** INFORMATION SHOWN follows **
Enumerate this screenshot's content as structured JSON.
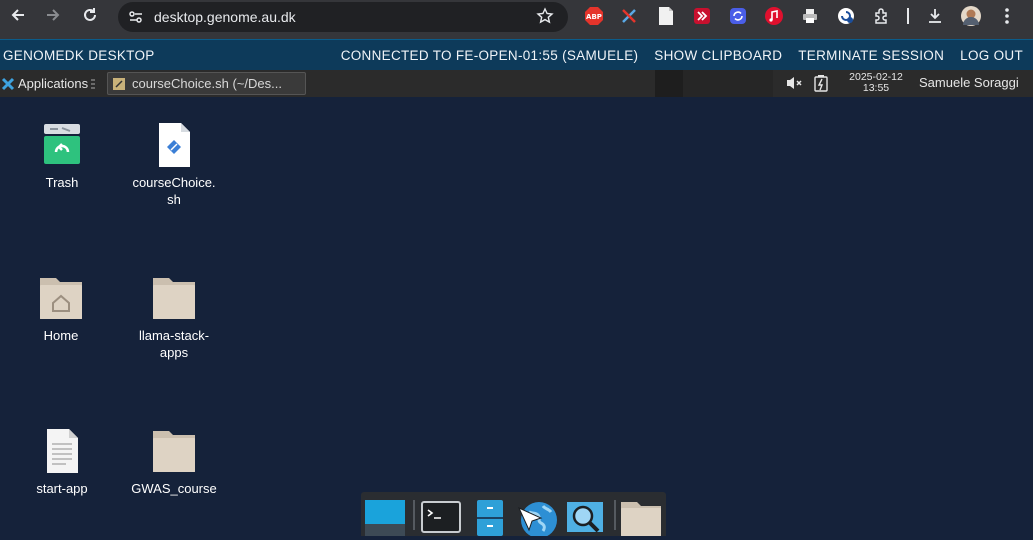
{
  "browser": {
    "url": "desktop.genome.au.dk",
    "extensions": [
      "abp-icon",
      "puzzle-x-icon",
      "doc-icon",
      "redbox-icon",
      "sync-icon",
      "music-icon",
      "printer-icon",
      "refresh-icon",
      "extensions-icon"
    ],
    "abp_label": "ABP"
  },
  "guac": {
    "brand": "GENOMEDK DESKTOP",
    "connected": "CONNECTED TO FE-OPEN-01:55 (SAMUELE)",
    "show_clipboard": "SHOW CLIPBOARD",
    "terminate": "TERMINATE SESSION",
    "logout": "LOG OUT"
  },
  "panel": {
    "applications": "Applications",
    "task_title": "courseChoice.sh (~/Des...",
    "date": "2025-02-12",
    "time": "13:55",
    "user": "Samuele Soraggi"
  },
  "desktop": {
    "trash": "Trash",
    "course_choice": "courseChoice.\nsh",
    "home": "Home",
    "llama": "llama-stack-\napps",
    "start_app": "start-app",
    "gwas": "GWAS_course"
  },
  "colors": {
    "desktop_bg": "#15223a",
    "guac_bar": "#0d3a5a",
    "panel": "#2b2b2b",
    "chrome": "#35363a"
  }
}
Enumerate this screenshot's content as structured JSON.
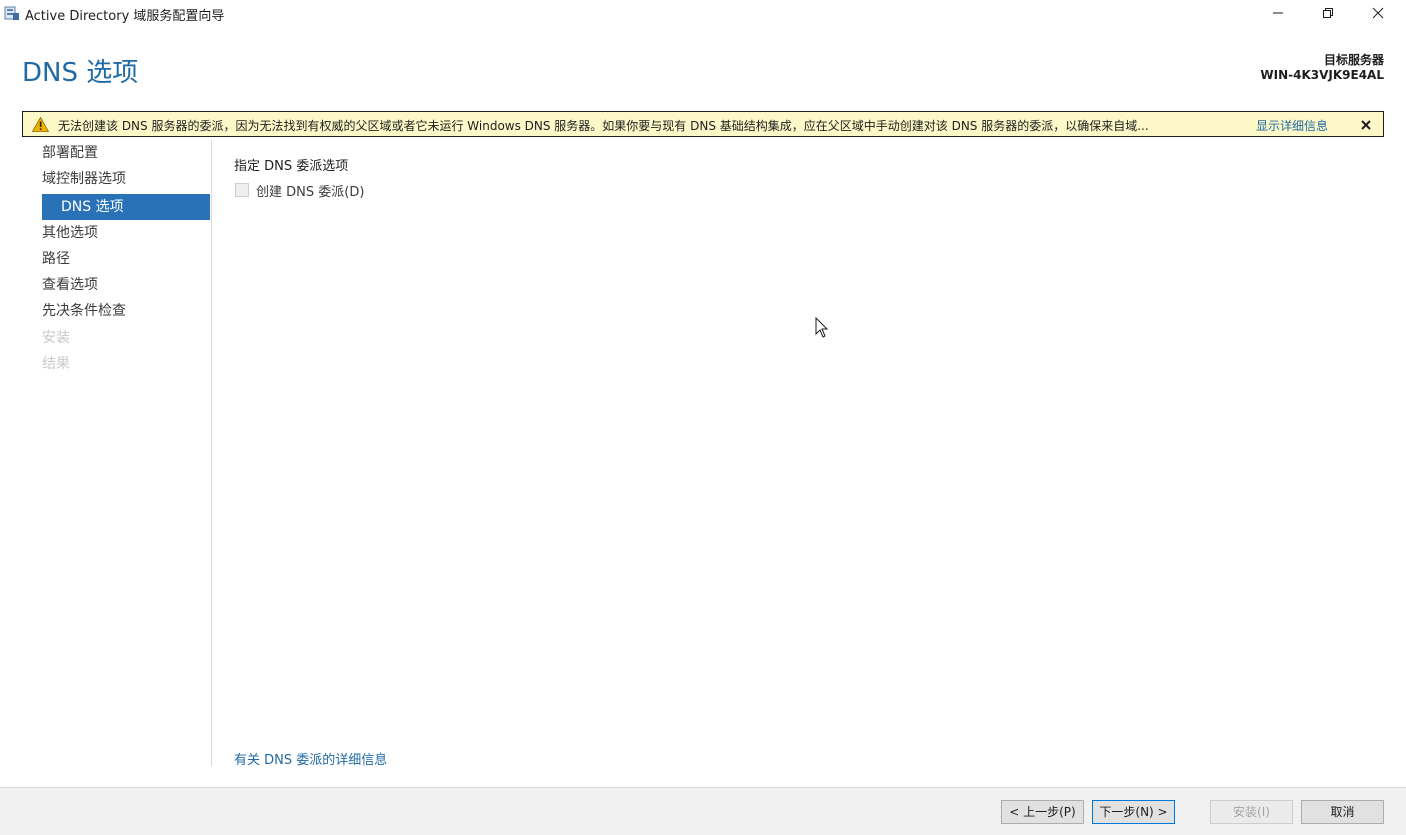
{
  "window": {
    "title": "Active Directory 域服务配置向导"
  },
  "header": {
    "page_title": "DNS 选项",
    "target_server_label": "目标服务器",
    "target_server_name": "WIN-4K3VJK9E4AL"
  },
  "warning": {
    "text": "无法创建该 DNS 服务器的委派，因为无法找到有权威的父区域或者它未运行 Windows DNS 服务器。如果你要与现有 DNS 基础结构集成，应在父区域中手动创建对该 DNS 服务器的委派，以确保来自域...",
    "link": "显示详细信息"
  },
  "nav": {
    "items": [
      {
        "label": "部署配置",
        "state": "normal"
      },
      {
        "label": "域控制器选项",
        "state": "normal"
      },
      {
        "label": "DNS 选项",
        "state": "active"
      },
      {
        "label": "其他选项",
        "state": "normal"
      },
      {
        "label": "路径",
        "state": "normal"
      },
      {
        "label": "查看选项",
        "state": "normal"
      },
      {
        "label": "先决条件检查",
        "state": "normal"
      },
      {
        "label": "安装",
        "state": "disabled"
      },
      {
        "label": "结果",
        "state": "disabled"
      }
    ]
  },
  "main": {
    "section_label": "指定 DNS 委派选项",
    "checkbox_label": "创建 DNS 委派(D)",
    "help_link": "有关 DNS 委派的详细信息"
  },
  "footer": {
    "prev_label": "< 上一步(P)",
    "next_label": "下一步(N) >",
    "install_label": "安装(I)",
    "cancel_label": "取消"
  },
  "colors": {
    "accent": "#1f6aa5",
    "nav_active": "#2a72b8",
    "warning_bg": "#fdf8c8"
  }
}
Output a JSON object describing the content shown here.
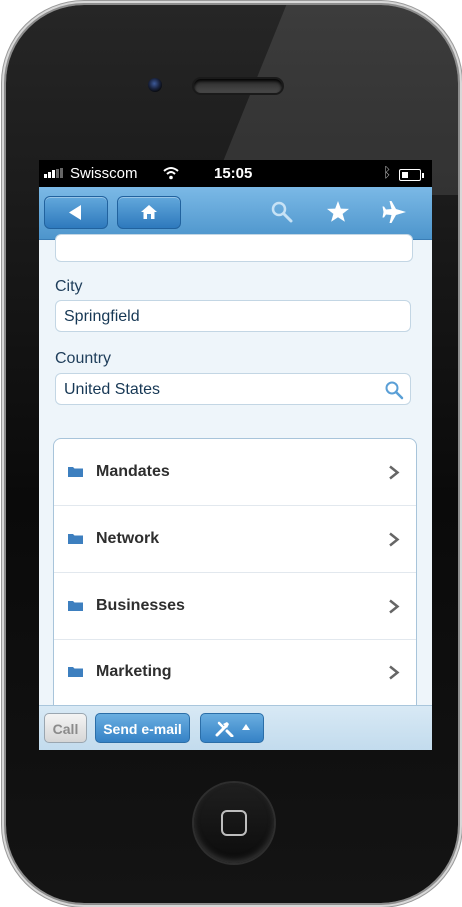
{
  "status_bar": {
    "carrier": "Swisscom",
    "time": "15:05"
  },
  "nav_bar": {
    "icons": [
      "back-arrow-icon",
      "home-icon",
      "search-icon",
      "star-icon",
      "airplane-icon"
    ]
  },
  "form": {
    "city": {
      "label": "City",
      "value": "Springfield"
    },
    "country": {
      "label": "Country",
      "value": "United States"
    }
  },
  "list": {
    "items": [
      {
        "label": "Mandates",
        "icon": "folder-icon"
      },
      {
        "label": "Network",
        "icon": "folder-icon"
      },
      {
        "label": "Businesses",
        "icon": "folder-icon"
      },
      {
        "label": "Marketing",
        "icon": "folder-icon"
      }
    ]
  },
  "toolbar": {
    "call_label": "Call",
    "email_label": "Send e-mail"
  },
  "colors": {
    "accent": "#4d95cc",
    "background": "#eef5fa"
  }
}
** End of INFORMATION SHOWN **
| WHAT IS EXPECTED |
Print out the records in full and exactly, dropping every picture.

| RESULT BELOW |
Enumerate this screenshot's content as structured JSON.
{
  "browser": {
    "url": "desktop.genome.au.dk",
    "extensions": [
      "abp-icon",
      "puzzle-x-icon",
      "doc-icon",
      "redbox-icon",
      "sync-icon",
      "music-icon",
      "printer-icon",
      "refresh-icon",
      "extensions-icon"
    ],
    "abp_label": "ABP"
  },
  "guac": {
    "brand": "GENOMEDK DESKTOP",
    "connected": "CONNECTED TO FE-OPEN-01:55 (SAMUELE)",
    "show_clipboard": "SHOW CLIPBOARD",
    "terminate": "TERMINATE SESSION",
    "logout": "LOG OUT"
  },
  "panel": {
    "applications": "Applications",
    "task_title": "courseChoice.sh (~/Des...",
    "date": "2025-02-12",
    "time": "13:55",
    "user": "Samuele Soraggi"
  },
  "desktop": {
    "trash": "Trash",
    "course_choice": "courseChoice.\nsh",
    "home": "Home",
    "llama": "llama-stack-\napps",
    "start_app": "start-app",
    "gwas": "GWAS_course"
  },
  "colors": {
    "desktop_bg": "#15223a",
    "guac_bar": "#0d3a5a",
    "panel": "#2b2b2b",
    "chrome": "#35363a"
  }
}
Enumerate this screenshot's content as structured JSON.
{
  "window": {
    "title": "Active Directory 域服务配置向导"
  },
  "header": {
    "page_title": "DNS 选项",
    "target_server_label": "目标服务器",
    "target_server_name": "WIN-4K3VJK9E4AL"
  },
  "warning": {
    "text": "无法创建该 DNS 服务器的委派，因为无法找到有权威的父区域或者它未运行 Windows DNS 服务器。如果你要与现有 DNS 基础结构集成，应在父区域中手动创建对该 DNS 服务器的委派，以确保来自域...",
    "link": "显示详细信息"
  },
  "nav": {
    "items": [
      {
        "label": "部署配置",
        "state": "normal"
      },
      {
        "label": "域控制器选项",
        "state": "normal"
      },
      {
        "label": "DNS 选项",
        "state": "active"
      },
      {
        "label": "其他选项",
        "state": "normal"
      },
      {
        "label": "路径",
        "state": "normal"
      },
      {
        "label": "查看选项",
        "state": "normal"
      },
      {
        "label": "先决条件检查",
        "state": "normal"
      },
      {
        "label": "安装",
        "state": "disabled"
      },
      {
        "label": "结果",
        "state": "disabled"
      }
    ]
  },
  "main": {
    "section_label": "指定 DNS 委派选项",
    "checkbox_label": "创建 DNS 委派(D)",
    "help_link": "有关 DNS 委派的详细信息"
  },
  "footer": {
    "prev_label": "< 上一步(P)",
    "next_label": "下一步(N) >",
    "install_label": "安装(I)",
    "cancel_label": "取消"
  },
  "colors": {
    "accent": "#1f6aa5",
    "nav_active": "#2a72b8",
    "warning_bg": "#fdf8c8"
  }
}
Output a JSON object describing the content shown here.
{
  "status_bar": {
    "carrier": "Swisscom",
    "time": "15:05"
  },
  "nav_bar": {
    "icons": [
      "back-arrow-icon",
      "home-icon",
      "search-icon",
      "star-icon",
      "airplane-icon"
    ]
  },
  "form": {
    "city": {
      "label": "City",
      "value": "Springfield"
    },
    "country": {
      "label": "Country",
      "value": "United States"
    }
  },
  "list": {
    "items": [
      {
        "label": "Mandates",
        "icon": "folder-icon"
      },
      {
        "label": "Network",
        "icon": "folder-icon"
      },
      {
        "label": "Businesses",
        "icon": "folder-icon"
      },
      {
        "label": "Marketing",
        "icon": "folder-icon"
      }
    ]
  },
  "toolbar": {
    "call_label": "Call",
    "email_label": "Send e-mail"
  },
  "colors": {
    "accent": "#4d95cc",
    "background": "#eef5fa"
  }
}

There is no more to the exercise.